Ichiro - L
Vizquel - S
Winn - S
Edgar - R
Ibanez - L
Boone - R
Wilson - R
That's just me guessing. I'm not sure if you want to set the order like that if it means you move a 3-hole guy to the 2-spot or the other way around.
Thursday, December 11, 2003
Hi! I'm Michael Hobbes, and I'm a Mariners fan (that sounds like I'm starting a 12-step program, not a blog!). I'm starting this blog because I think that there are a lot of people who don't think the Mariners are trying hard enough, and that's not right. I'm just a fan and not a writer (like you probably) so please excuse my spelling and grammar if it's bad (sorry!)
Look at what the Mariners have done since the season ended:
They brought back Edgar. How can you argue with that! He's a great hitter even if he's really slow running and gets injured a lot. Everyone wanted him back but when they brought him back everyone was like "oh, but look at this other stuff that's wrong" But everyone loves Edgar and he is a symbol that the team is committed to the players and to the city.
They brought in Raul Ibanez. He was a guy who came into himself after he left Seattle and started to hit. He's a big left-handed bat in the lineup and everyone knows that's one of the things the team has really needed. And now they have it! If he hits like he did in Kansas City the offense is greatly improved.
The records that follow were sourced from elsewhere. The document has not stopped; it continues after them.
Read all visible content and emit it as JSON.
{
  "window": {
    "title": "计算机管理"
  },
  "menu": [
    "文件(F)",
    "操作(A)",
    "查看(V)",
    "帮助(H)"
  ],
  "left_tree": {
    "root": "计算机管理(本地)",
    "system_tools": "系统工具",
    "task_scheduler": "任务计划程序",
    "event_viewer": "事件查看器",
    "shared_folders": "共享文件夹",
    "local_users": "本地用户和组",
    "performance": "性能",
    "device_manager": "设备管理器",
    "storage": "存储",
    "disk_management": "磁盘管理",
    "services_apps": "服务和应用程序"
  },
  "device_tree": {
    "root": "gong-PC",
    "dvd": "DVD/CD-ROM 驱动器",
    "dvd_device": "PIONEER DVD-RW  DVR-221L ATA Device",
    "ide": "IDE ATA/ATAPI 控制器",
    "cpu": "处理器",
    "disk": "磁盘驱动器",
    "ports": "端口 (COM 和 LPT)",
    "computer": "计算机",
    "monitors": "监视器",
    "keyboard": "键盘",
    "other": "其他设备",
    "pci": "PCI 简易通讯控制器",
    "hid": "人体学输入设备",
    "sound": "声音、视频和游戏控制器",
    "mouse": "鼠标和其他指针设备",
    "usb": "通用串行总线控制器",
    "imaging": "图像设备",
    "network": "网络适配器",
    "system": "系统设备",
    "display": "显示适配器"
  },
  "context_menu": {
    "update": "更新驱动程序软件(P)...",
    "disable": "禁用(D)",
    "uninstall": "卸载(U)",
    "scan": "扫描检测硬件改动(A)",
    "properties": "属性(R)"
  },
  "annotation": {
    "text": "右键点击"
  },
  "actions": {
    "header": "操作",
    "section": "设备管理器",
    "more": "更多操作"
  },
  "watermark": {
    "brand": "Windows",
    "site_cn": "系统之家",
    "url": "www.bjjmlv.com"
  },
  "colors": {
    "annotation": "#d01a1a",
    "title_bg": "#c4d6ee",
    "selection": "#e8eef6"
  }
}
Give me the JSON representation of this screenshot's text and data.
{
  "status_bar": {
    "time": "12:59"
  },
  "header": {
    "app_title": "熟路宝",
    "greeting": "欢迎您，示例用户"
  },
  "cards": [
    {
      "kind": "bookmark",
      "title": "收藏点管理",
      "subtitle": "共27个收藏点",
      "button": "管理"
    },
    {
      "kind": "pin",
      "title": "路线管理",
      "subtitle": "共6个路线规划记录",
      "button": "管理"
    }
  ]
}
They brought in Eddie Guardardo. Everyday Eddie! He's a left-handed closer but he said he was willing to pitch wherever the team wanted him to, like setup. He was awesome in Minnesota but they couldn't afford to keep him. Arthur Rhodes was good for a while but last year he was injured and didn't pitch well, so now the team has a reliable guy who can close of Sasaki is injured again, and he's left-handed if they need to go to a lefty-righty setup thing, like the Yankees used to have with Stanton and Nelson, and that worked really well for them.
They didn't bring back Rhodes (See above) and Mike Cameron. Mike Cameron seemed like a good guy, but he couldn't hit! If you can't hit at home that's a major problem! YOU PLAY HALF YOUR GAMES THERE!!!!! I like Cameron on defense but Winn used to be a center fielder so that's not that big of a deal, I think.
Now they do bring back Randy Winn. THis is good: last year we really saw him get a lot of clutch hits, which the team didn't get enough of, and he's a switch-hitter which is great for matchups. And they bring back Ryan Franklin. Franklin has been really good these last couple years since they moved him from the bullpen and the bullpen - rotation swing thing Pinella had him doing. He's a guy who goes deep into ballgames and puts it out there and relies on his defense.
Look around the league! Most teams have much worse off-seasons, and are cutting salary and they're not getting any better. The M's are adding salary, they're signing players that fill holes the team had last year (and before!) and they're not even done yet. I'm excited for the season and to see what Bavasi has in store for us next.
I'm going to try and update as things happen, but I"m not a writer, really, so I'll see how this goes. Thanks!!